- **Problem statement**: Please return every line in the following data that includes the string "Templates".

(Data records for software interfaces)
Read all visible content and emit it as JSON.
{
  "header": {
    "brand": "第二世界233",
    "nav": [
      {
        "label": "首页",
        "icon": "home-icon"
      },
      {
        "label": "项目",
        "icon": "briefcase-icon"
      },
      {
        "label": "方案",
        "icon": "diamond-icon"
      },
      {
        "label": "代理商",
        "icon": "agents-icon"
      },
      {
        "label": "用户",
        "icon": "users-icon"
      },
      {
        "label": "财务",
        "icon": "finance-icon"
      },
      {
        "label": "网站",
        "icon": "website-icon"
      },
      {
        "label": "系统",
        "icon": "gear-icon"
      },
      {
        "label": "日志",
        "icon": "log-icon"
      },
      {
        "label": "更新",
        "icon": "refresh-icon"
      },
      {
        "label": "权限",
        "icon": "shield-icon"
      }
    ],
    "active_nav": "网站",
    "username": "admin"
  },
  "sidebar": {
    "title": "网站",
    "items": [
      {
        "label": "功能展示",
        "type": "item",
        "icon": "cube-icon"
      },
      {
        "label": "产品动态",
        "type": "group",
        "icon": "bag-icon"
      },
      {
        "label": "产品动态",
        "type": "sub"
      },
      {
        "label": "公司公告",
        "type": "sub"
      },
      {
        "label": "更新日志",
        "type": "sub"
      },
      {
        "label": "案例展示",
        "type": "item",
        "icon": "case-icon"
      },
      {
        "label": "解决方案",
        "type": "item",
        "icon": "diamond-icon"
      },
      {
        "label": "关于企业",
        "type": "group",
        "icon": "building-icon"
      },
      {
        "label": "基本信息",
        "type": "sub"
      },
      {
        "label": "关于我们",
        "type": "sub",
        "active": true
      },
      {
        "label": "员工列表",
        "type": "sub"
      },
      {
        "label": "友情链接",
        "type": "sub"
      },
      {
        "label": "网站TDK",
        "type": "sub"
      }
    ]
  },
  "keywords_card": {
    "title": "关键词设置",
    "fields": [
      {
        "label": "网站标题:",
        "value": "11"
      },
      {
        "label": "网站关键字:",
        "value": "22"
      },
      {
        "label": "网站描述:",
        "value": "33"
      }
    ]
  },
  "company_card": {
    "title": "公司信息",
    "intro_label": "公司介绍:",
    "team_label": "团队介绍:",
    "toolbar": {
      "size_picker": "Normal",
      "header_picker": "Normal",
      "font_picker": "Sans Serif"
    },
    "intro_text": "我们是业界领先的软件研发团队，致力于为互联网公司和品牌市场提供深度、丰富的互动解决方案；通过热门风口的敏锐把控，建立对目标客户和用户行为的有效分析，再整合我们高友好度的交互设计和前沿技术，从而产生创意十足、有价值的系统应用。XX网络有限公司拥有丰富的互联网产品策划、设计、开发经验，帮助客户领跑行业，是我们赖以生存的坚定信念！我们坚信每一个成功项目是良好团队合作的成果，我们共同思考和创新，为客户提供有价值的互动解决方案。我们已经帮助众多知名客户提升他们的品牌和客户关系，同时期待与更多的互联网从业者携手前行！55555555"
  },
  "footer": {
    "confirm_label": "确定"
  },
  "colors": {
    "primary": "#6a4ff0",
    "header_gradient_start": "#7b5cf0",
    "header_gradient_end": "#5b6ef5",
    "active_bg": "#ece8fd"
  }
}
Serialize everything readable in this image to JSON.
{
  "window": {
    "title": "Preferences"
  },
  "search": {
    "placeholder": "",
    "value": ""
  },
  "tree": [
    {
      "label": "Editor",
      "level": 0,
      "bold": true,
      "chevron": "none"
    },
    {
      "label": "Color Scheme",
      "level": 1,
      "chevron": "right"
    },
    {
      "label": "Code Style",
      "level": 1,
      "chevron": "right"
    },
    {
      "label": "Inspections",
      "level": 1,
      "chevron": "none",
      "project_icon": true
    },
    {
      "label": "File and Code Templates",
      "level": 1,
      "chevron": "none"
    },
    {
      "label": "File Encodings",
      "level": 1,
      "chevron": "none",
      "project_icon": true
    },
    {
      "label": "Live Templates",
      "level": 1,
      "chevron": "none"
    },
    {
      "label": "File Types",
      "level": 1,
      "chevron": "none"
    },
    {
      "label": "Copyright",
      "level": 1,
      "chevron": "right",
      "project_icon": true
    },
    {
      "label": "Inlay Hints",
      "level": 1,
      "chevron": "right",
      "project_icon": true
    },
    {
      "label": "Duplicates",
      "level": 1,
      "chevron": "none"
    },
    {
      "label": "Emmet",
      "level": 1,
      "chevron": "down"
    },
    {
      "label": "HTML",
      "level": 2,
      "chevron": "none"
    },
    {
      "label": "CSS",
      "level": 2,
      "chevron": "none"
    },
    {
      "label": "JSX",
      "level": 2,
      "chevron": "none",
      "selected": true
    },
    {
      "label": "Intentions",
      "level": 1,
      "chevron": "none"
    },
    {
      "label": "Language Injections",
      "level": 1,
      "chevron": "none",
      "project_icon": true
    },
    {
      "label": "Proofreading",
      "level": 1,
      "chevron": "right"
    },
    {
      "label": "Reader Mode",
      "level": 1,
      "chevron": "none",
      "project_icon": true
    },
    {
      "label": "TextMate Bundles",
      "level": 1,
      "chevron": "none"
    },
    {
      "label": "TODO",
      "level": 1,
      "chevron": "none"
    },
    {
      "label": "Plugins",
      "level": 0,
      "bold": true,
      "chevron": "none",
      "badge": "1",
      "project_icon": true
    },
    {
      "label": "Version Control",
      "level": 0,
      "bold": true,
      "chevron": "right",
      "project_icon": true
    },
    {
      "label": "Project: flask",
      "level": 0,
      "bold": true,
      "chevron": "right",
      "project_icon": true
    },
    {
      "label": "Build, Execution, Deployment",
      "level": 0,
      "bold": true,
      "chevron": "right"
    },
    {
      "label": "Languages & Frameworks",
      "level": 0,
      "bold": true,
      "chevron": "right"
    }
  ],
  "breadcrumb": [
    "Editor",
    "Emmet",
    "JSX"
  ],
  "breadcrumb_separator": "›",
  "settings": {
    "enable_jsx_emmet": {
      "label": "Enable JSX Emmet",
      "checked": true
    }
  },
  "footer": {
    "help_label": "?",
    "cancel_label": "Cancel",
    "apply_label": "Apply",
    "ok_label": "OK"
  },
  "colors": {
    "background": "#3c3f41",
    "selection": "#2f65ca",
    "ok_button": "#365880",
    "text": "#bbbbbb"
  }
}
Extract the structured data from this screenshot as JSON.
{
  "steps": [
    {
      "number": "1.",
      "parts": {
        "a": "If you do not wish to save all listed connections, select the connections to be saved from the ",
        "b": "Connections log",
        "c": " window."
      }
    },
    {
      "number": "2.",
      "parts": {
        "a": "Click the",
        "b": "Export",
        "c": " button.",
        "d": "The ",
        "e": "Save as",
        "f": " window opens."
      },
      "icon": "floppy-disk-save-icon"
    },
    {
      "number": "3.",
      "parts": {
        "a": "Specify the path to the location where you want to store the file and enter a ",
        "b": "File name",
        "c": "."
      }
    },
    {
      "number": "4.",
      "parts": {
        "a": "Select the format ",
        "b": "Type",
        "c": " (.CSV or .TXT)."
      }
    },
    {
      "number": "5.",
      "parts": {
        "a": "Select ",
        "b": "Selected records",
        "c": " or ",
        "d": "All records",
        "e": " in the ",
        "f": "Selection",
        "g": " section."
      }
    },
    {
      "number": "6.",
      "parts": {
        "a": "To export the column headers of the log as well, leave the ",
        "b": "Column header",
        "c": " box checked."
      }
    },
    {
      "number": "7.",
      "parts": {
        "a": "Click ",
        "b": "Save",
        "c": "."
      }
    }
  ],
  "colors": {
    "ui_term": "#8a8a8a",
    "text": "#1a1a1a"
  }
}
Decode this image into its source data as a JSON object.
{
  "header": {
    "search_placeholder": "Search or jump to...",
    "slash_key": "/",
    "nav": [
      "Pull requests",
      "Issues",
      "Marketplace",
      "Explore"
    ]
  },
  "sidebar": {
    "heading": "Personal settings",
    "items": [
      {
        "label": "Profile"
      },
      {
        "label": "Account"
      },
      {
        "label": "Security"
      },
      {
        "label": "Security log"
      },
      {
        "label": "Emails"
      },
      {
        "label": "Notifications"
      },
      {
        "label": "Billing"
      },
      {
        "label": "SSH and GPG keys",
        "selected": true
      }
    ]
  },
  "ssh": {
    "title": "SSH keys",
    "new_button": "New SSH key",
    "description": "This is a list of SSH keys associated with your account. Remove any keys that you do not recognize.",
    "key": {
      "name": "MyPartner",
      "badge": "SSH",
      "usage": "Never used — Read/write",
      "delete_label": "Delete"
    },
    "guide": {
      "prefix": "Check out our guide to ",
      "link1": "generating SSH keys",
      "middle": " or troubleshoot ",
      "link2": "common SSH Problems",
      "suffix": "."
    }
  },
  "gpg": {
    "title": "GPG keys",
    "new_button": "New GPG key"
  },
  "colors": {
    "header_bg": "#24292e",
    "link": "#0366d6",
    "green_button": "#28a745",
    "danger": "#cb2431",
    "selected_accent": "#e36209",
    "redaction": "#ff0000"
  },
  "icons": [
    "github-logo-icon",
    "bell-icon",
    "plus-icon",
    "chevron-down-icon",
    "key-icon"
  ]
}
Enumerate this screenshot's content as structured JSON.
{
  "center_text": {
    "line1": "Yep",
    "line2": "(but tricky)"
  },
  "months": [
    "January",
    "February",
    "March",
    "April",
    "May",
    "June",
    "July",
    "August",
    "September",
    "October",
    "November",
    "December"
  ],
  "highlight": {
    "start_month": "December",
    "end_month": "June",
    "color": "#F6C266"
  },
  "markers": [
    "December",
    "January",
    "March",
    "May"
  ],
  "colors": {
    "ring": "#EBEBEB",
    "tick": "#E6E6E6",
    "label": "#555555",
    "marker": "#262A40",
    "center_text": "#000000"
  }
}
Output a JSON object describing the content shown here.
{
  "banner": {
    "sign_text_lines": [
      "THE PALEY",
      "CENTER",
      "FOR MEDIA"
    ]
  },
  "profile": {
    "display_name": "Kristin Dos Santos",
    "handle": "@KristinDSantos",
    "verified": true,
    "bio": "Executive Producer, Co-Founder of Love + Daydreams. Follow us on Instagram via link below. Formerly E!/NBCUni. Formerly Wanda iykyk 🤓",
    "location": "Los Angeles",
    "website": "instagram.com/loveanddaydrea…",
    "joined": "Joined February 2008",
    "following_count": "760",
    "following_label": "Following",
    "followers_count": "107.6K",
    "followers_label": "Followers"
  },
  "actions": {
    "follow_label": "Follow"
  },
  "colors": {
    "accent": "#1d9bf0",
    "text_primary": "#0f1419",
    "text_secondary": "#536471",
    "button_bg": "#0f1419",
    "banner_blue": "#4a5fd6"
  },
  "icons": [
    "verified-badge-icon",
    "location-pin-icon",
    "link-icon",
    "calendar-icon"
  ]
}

- **Task result**:
      "label": "File and Code Templates",
      "label": "Live Templates",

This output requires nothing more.